In the study, the researchers conducted a natural experiment by evaluating state compulsory schooling laws, which legislate the number of years children must attend school. From two large, national surveys conducted from 1971 to 2012, they identified more than 75,000 people born from 1900 to 1950, when states required children to attend school between 0 and 12 years. They then used U.S. Census data on a group of similar individuals to predict the number of years of required schooling for each individual, based on their year and state of birth.

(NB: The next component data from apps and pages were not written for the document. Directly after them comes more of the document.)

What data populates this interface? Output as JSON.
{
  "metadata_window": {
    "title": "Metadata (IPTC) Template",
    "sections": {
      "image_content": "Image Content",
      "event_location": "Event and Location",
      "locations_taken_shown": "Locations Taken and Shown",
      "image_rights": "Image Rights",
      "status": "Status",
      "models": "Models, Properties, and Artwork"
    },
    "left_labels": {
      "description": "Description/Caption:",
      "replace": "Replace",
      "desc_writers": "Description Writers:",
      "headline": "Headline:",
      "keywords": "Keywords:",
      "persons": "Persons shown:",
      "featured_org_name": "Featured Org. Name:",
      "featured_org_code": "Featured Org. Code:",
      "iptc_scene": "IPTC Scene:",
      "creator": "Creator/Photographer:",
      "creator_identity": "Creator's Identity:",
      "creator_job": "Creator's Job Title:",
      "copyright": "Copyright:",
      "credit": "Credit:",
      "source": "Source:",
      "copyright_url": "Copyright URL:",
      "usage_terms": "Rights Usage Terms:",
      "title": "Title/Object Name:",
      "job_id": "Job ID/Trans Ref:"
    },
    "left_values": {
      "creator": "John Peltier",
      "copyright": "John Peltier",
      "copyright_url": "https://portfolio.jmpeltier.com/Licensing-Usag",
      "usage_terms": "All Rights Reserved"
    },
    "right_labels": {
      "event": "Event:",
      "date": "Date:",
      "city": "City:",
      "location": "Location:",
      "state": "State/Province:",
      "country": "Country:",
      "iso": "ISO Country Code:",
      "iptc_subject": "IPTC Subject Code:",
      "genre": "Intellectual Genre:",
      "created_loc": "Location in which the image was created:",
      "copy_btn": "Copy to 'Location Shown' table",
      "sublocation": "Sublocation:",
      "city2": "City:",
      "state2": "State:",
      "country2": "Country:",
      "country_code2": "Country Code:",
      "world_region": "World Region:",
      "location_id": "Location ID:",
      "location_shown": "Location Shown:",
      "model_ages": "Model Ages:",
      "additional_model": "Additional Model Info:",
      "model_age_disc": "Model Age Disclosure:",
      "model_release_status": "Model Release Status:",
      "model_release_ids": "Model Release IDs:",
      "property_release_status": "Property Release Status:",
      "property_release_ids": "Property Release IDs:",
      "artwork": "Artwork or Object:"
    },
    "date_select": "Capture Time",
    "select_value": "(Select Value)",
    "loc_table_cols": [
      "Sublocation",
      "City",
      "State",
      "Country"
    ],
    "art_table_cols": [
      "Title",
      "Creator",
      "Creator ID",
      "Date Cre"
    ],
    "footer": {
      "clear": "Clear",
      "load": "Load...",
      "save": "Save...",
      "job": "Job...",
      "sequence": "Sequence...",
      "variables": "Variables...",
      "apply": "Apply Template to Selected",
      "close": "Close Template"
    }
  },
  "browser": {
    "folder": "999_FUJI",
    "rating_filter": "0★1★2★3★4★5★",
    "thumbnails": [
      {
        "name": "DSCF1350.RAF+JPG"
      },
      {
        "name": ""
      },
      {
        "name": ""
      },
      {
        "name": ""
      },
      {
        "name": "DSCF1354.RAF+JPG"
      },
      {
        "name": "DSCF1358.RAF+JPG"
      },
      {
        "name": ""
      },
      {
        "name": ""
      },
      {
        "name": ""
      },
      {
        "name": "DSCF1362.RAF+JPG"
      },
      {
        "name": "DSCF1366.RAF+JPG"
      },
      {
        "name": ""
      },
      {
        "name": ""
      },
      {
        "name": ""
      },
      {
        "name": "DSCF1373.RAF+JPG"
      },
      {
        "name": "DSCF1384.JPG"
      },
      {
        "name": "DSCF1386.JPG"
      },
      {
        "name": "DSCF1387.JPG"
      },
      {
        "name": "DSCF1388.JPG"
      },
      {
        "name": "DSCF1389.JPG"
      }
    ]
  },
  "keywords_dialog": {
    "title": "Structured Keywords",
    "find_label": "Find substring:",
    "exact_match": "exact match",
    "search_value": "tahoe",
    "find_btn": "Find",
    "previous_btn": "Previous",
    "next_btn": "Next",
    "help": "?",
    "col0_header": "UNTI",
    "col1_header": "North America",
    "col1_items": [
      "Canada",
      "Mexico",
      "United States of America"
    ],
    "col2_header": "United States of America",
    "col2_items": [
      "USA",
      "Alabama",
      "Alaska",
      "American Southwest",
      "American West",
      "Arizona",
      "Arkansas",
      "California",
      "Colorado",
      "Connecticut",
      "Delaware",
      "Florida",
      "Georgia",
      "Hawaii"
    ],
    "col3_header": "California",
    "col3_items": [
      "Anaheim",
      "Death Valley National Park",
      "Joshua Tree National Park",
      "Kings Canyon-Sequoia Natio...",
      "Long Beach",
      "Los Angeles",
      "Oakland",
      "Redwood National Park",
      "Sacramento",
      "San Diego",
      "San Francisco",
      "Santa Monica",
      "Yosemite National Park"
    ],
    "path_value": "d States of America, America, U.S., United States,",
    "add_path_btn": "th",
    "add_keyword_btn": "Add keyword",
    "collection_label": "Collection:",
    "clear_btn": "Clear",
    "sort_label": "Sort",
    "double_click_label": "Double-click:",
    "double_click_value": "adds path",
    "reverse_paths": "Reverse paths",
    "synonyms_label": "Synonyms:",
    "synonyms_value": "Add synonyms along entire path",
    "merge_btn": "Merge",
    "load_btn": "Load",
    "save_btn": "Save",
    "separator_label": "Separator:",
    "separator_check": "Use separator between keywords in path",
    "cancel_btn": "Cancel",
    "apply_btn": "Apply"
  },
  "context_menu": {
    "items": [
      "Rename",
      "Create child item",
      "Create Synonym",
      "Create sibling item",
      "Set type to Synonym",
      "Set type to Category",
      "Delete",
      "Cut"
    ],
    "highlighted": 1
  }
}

Overall, about a third of the study participants did not graduate from high school. While 34.5 percent reported heart disease, the researchers found that each year of additional compulsory schooling through high school was associated with a 2.5 percent reduction in occurrence. They also noted improvements in several cardiovascular risk factors with each additional year, including reductions of more than 3 percent in smoking and nearly 5 percent in depression.
"For clinicians and health systems struggling to address disparities in heart disease between the rich and the poor, our findings suggest that cross-sectoral interventions to address social factors like education are important," said lead author Rita Hamad, MD, Ph.D., assistant professor of family and community medicine in the Philip R. Lee Institute for Health Policy Studies. "As a society, we should be thinking about investing in social policies to improve overall health and reduce health care costs."
The study, published online June 25, 2019, in PLOS Medicine, provides some of the first evidence of the effects of education policies on heart disease in the United States.
The 2019 guidelines from the American College of Cardiology and the American Heart Association have suggested using patients' social factors in clinical prediction tools for heart disease, since education is often a stronger predictor than traditional biomedical risk factors like cholesterol and diabetes. The U.S. Department of Health and Human Services also has proposed that patients' educational attainment be used as an input in determining physician payments for performance, to encourage physicians to care for more disadvantaged patients. Hamad said this type of data could inform those efforts.
While more education also was associated with improved high-density lipoprotein (HDL), or "good" cholesterol, the researchers found that more education also was associated with higher body-mass index (BMI) and total cholesterol. A possible explanation is that high-income people born between 1900-1950 tended to eat richer diets, they said. By contrast, higher BMI today tends to be associated more with low income, due to the inability to afford healthy food.
"Overall, people with more education may have reduced heart disease because they have higher incomes, allowing them to afford better food and health care," Hamad said. "Or, it may be that they have more resources and therefore less stress, which has been previously linked with heart disease."
The researchers are examining how these same policies affect health care costs and whether the policies reduce racial disparities in heart disease.